• WORK ITEM: Nothing should differ. Repeat every record as written.

• TASK MATERIAL:
::::::

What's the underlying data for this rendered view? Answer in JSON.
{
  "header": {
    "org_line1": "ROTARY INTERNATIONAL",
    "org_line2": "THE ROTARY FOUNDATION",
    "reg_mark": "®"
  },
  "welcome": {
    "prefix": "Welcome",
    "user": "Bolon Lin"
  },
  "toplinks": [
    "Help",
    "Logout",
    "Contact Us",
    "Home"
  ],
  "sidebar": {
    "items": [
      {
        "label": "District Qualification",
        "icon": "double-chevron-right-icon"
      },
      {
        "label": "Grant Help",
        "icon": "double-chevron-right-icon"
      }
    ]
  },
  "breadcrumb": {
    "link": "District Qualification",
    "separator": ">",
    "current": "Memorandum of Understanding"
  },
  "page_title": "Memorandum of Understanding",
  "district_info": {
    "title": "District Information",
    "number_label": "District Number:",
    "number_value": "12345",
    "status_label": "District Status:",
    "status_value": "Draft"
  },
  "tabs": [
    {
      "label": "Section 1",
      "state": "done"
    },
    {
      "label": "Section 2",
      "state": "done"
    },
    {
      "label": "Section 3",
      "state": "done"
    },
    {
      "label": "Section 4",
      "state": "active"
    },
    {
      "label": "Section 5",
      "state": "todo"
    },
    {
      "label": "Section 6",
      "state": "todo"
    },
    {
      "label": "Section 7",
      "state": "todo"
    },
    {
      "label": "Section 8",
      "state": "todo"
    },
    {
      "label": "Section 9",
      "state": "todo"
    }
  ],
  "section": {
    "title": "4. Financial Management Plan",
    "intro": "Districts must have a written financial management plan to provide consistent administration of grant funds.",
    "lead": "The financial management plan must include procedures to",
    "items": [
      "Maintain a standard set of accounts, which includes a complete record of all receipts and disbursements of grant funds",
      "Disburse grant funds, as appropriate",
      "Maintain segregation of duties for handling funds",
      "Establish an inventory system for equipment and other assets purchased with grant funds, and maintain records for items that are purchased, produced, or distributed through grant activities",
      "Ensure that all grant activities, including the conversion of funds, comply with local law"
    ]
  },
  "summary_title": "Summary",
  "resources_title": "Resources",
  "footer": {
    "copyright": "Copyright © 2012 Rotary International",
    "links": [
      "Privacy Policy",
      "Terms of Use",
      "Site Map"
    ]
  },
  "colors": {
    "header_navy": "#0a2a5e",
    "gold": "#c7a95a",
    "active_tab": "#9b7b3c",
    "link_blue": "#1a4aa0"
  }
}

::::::

• RESPONSE TO THE TASK:
What's the underlying data for this rendered view? Answer in JSON.
{
  "header": {
    "org_line1": "ROTARY INTERNATIONAL",
    "org_line2": "THE ROTARY FOUNDATION",
    "reg_mark": "®"
  },
  "welcome": {
    "prefix": "Welcome",
    "user": "Bolon Lin"
  },
  "toplinks": [
    "Help",
    "Logout",
    "Contact Us",
    "Home"
  ],
  "sidebar": {
    "items": [
      {
        "label": "District Qualification",
        "icon": "double-chevron-right-icon"
      },
      {
        "label": "Grant Help",
        "icon": "double-chevron-right-icon"
      }
    ]
  },
  "breadcrumb": {
    "link": "District Qualification",
    "separator": ">",
    "current": "Memorandum of Understanding"
  },
  "page_title": "Memorandum of Understanding",
  "district_info": {
    "title": "District Information",
    "number_label": "District Number:",
    "number_value": "12345",
    "status_label": "District Status:",
    "status_value": "Draft"
  },
  "tabs": [
    {
      "label": "Section 1",
      "state": "done"
    },
    {
      "label": "Section 2",
      "state": "done"
    },
    {
      "label": "Section 3",
      "state": "done"
    },
    {
      "label": "Section 4",
      "state": "active"
    },
    {
      "label": "Section 5",
      "state": "todo"
    },
    {
      "label": "Section 6",
      "state": "todo"
    },
    {
      "label": "Section 7",
      "state": "todo"
    },
    {
      "label": "Section 8",
      "state": "todo"
    },
    {
      "label": "Section 9",
      "state": "todo"
    }
  ],
  "section": {
    "title": "4. Financial Management Plan",
    "intro": "Districts must have a written financial management plan to provide consistent administration of grant funds.",
    "lead": "The financial management plan must include procedures to",
    "items": [
      "Maintain a standard set of accounts, which includes a complete record of all receipts and disbursements of grant funds",
      "Disburse grant funds, as appropriate",
      "Maintain segregation of duties for handling funds",
      "Establish an inventory system for equipment and other assets purchased with grant funds, and maintain records for items that are purchased, produced, or distributed through grant activities",
      "Ensure that all grant activities, including the conversion of funds, comply with local law"
    ]
  },
  "summary_title": "Summary",
  "resources_title": "Resources",
  "footer": {
    "copyright": "Copyright © 2012 Rotary International",
    "links": [
      "Privacy Policy",
      "Terms of Use",
      "Site Map"
    ]
  },
  "colors": {
    "header_navy": "#0a2a5e",
    "gold": "#c7a95a",
    "active_tab": "#9b7b3c",
    "link_blue": "#1a4aa0"
  }
}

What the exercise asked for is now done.